Segment Start: DATASET EXCERPTS

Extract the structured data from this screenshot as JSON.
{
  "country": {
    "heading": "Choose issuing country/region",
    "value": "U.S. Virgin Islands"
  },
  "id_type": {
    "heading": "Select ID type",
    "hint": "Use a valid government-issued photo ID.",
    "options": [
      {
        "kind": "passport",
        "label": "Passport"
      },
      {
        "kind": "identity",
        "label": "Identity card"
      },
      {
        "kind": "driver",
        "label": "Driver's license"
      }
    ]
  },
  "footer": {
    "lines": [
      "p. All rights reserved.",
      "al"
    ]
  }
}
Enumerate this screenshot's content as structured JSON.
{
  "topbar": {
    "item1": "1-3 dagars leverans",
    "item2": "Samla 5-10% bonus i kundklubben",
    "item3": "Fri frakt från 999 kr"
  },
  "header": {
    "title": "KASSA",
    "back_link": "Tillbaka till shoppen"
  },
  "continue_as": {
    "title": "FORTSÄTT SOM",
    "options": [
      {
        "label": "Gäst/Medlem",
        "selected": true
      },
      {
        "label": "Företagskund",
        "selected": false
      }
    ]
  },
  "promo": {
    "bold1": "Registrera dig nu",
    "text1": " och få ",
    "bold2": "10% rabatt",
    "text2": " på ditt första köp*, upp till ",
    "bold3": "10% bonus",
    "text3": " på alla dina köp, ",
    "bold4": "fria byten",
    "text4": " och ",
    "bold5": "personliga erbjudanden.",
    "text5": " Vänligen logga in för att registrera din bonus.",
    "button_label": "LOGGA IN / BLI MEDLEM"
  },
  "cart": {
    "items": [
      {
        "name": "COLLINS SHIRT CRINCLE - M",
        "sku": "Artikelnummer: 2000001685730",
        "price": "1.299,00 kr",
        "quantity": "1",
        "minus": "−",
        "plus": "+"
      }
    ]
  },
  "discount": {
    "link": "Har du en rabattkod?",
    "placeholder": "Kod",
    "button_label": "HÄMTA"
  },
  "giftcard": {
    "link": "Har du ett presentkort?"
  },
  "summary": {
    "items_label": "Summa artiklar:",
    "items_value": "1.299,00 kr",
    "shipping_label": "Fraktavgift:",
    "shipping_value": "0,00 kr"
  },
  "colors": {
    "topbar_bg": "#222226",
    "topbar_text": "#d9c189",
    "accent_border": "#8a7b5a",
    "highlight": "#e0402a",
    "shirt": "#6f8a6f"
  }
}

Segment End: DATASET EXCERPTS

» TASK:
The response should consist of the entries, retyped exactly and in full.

» TASK RESULT:
Extract the structured data from this screenshot as JSON.
{
  "country": {
    "heading": "Choose issuing country/region",
    "value": "U.S. Virgin Islands"
  },
  "id_type": {
    "heading": "Select ID type",
    "hint": "Use a valid government-issued photo ID.",
    "options": [
      {
        "kind": "passport",
        "label": "Passport"
      },
      {
        "kind": "identity",
        "label": "Identity card"
      },
      {
        "kind": "driver",
        "label": "Driver's license"
      }
    ]
  },
  "footer": {
    "lines": [
      "p. All rights reserved.",
      "al"
    ]
  }
}
Enumerate this screenshot's content as structured JSON.
{
  "topbar": {
    "item1": "1-3 dagars leverans",
    "item2": "Samla 5-10% bonus i kundklubben",
    "item3": "Fri frakt från 999 kr"
  },
  "header": {
    "title": "KASSA",
    "back_link": "Tillbaka till shoppen"
  },
  "continue_as": {
    "title": "FORTSÄTT SOM",
    "options": [
      {
        "label": "Gäst/Medlem",
        "selected": true
      },
      {
        "label": "Företagskund",
        "selected": false
      }
    ]
  },
  "promo": {
    "bold1": "Registrera dig nu",
    "text1": " och få ",
    "bold2": "10% rabatt",
    "text2": " på ditt första köp*, upp till ",
    "bold3": "10% bonus",
    "text3": " på alla dina köp, ",
    "bold4": "fria byten",
    "text4": " och ",
    "bold5": "personliga erbjudanden.",
    "text5": " Vänligen logga in för att registrera din bonus.",
    "button_label": "LOGGA IN / BLI MEDLEM"
  },
  "cart": {
    "items": [
      {
        "name": "COLLINS SHIRT CRINCLE - M",
        "sku": "Artikelnummer: 2000001685730",
        "price": "1.299,00 kr",
        "quantity": "1",
        "minus": "−",
        "plus": "+"
      }
    ]
  },
  "discount": {
    "link": "Har du en rabattkod?",
    "placeholder": "Kod",
    "button_label": "HÄMTA"
  },
  "giftcard": {
    "link": "Har du ett presentkort?"
  },
  "summary": {
    "items_label": "Summa artiklar:",
    "items_value": "1.299,00 kr",
    "shipping_label": "Fraktavgift:",
    "shipping_value": "0,00 kr"
  },
  "colors": {
    "topbar_bg": "#222226",
    "topbar_text": "#d9c189",
    "accent_border": "#8a7b5a",
    "highlight": "#e0402a",
    "shirt": "#6f8a6f"
  }
}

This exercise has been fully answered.